They were among over 200 apprentices from England in the first cohort to officially grduate form the University of Cumbria in front of family and friends
Of those graduating, 74% achieved an upper-class degree*, 32% of those received a first-class degree, illustrating the high calibre of graduates from the programme.
The apprenticeship boosts England’s paramedic workforce by up-skilling front line ambulance staff, such as, emergency medical technicians, to fully qualified paramedics in two years. Apprentices continue to work on the front line as they train.
Paramedic Daniel Chester was one of four people to be awarded prizes as part of the proceedings for high achievements over the course of their studies. He received the ‘Innovation in Paramedic in Medicine Prize,’ for his dissertation that received a first-class mark.
The apprenticeship takes two years to complete, as opposed to three years via the traditional undergraduate route, and lets apprentices work on the front line, responding to 999 calls, as they train.
The BSc (Hons) Paramedic Science (Apprenticeship) Degree was devised by the University of Cumbria two years ago to address significant ongoing workforce shortages in the profession. Seven of 11 English ambulance trusts joined the programme, which currently delivers over 600 trained paramedics for the NHS workforce annually.

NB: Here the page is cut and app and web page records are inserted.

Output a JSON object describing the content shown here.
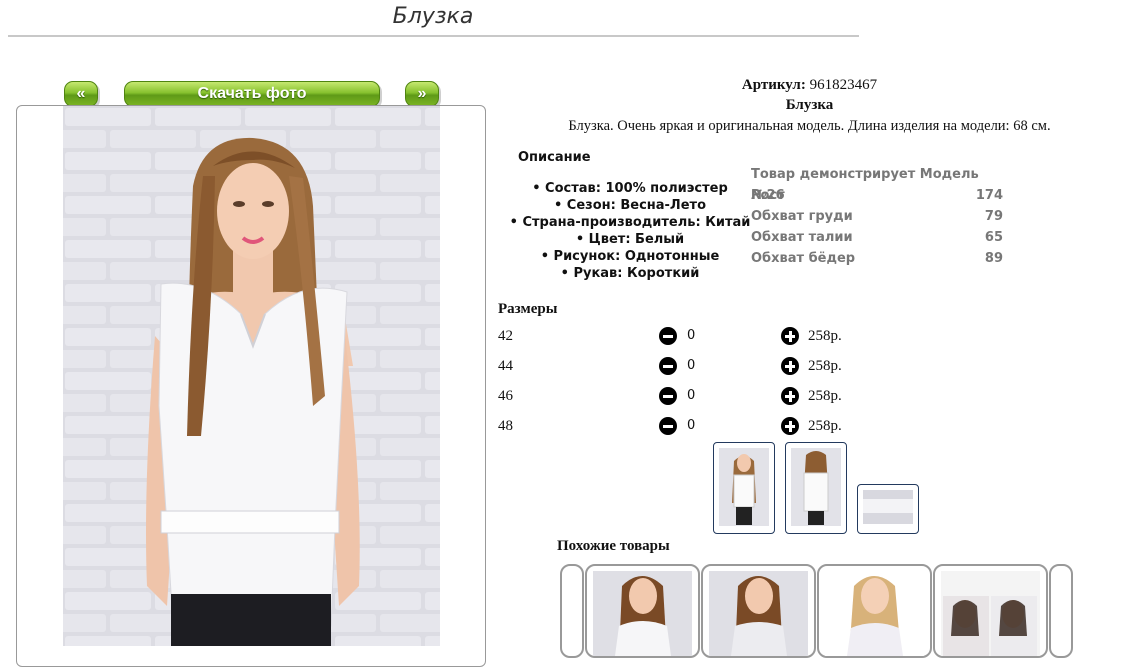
{
  "page": {
    "title": "Блузка"
  },
  "photo_nav": {
    "prev_label": "«",
    "download_label": "Скачать фото",
    "next_label": "»"
  },
  "product": {
    "article_label": "Артикул:",
    "article_value": "961823467",
    "name": "Блузка",
    "short_description": "Блузка. Очень яркая и оригинальная модель. Длина изделия на модели: 68 см."
  },
  "description": {
    "heading": "Описание",
    "items": [
      "• Состав: 100% полиэстер",
      "• Сезон: Весна-Лето",
      "• Страна-производитель: Китай",
      "• Цвет: Белый",
      "• Рисунок: Однотонные",
      "• Рукав: Короткий"
    ]
  },
  "model_info": {
    "heading": "Товар демонстрирует Модель №26",
    "rows": [
      {
        "label": "Рост",
        "value": "174"
      },
      {
        "label": "Обхват груди",
        "value": "79"
      },
      {
        "label": "Обхват талии",
        "value": "65"
      },
      {
        "label": "Обхват бёдер",
        "value": "89"
      }
    ]
  },
  "sizes": {
    "heading": "Размеры",
    "rows": [
      {
        "size": "42",
        "qty": "0",
        "price": "258р."
      },
      {
        "size": "44",
        "qty": "0",
        "price": "258р."
      },
      {
        "size": "46",
        "qty": "0",
        "price": "258р."
      },
      {
        "size": "48",
        "qty": "0",
        "price": "258р."
      }
    ]
  },
  "similar": {
    "heading": "Похожие товары"
  },
  "colors": {
    "button_green": "#86c12e",
    "thumb_border": "#233a5e",
    "wall": "#dcdce2"
  }
}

According to recently published NHS Long Term Workforce Plan, the NHS will need to increase the numbers of paramedics by 50% in nine years.
Tom Davidson, Director for the Centre for Excellence for Paramedic Practice, at University of Cumbria, is the innovator behind the university’s unique approach to paramedic education.
He said: “It is clear in the NHS Long Term Workforce Plan that paramedics are integral to the success of the plan and the future of the NHS. Paramedics are specifically mentioned 18 times in the document, more than any other allied health profession.
“We are proud that graduates from our paramedic apprenticeship, delivered in partnership with seven English ambulance trusts, will directly boost the NHS workforce and contribute towards the ambitious targets set out in plan.”
Carol Offer, NWAS Assistant Director for Workforce & Organisational Development, said, “Congratulations to all our students who have graduated this year, and we are equally pleased to see Daniel pick up his special award. It is fantastic that the first cohort has now completed the course, and I’m delighted to see all their hard work pay off.
“The programme is proving to be a great success and is becoming an incredibly popular route for our front-line staff to develop their clinical skills whilst maintaining a full-time role at NWAS. We see the equivalent benefit of being able to develop and enhance our own workforce. We currently have seven cohorts on the course, with three starting every year. I look forward to seeing how they develop within the paramedic profession.”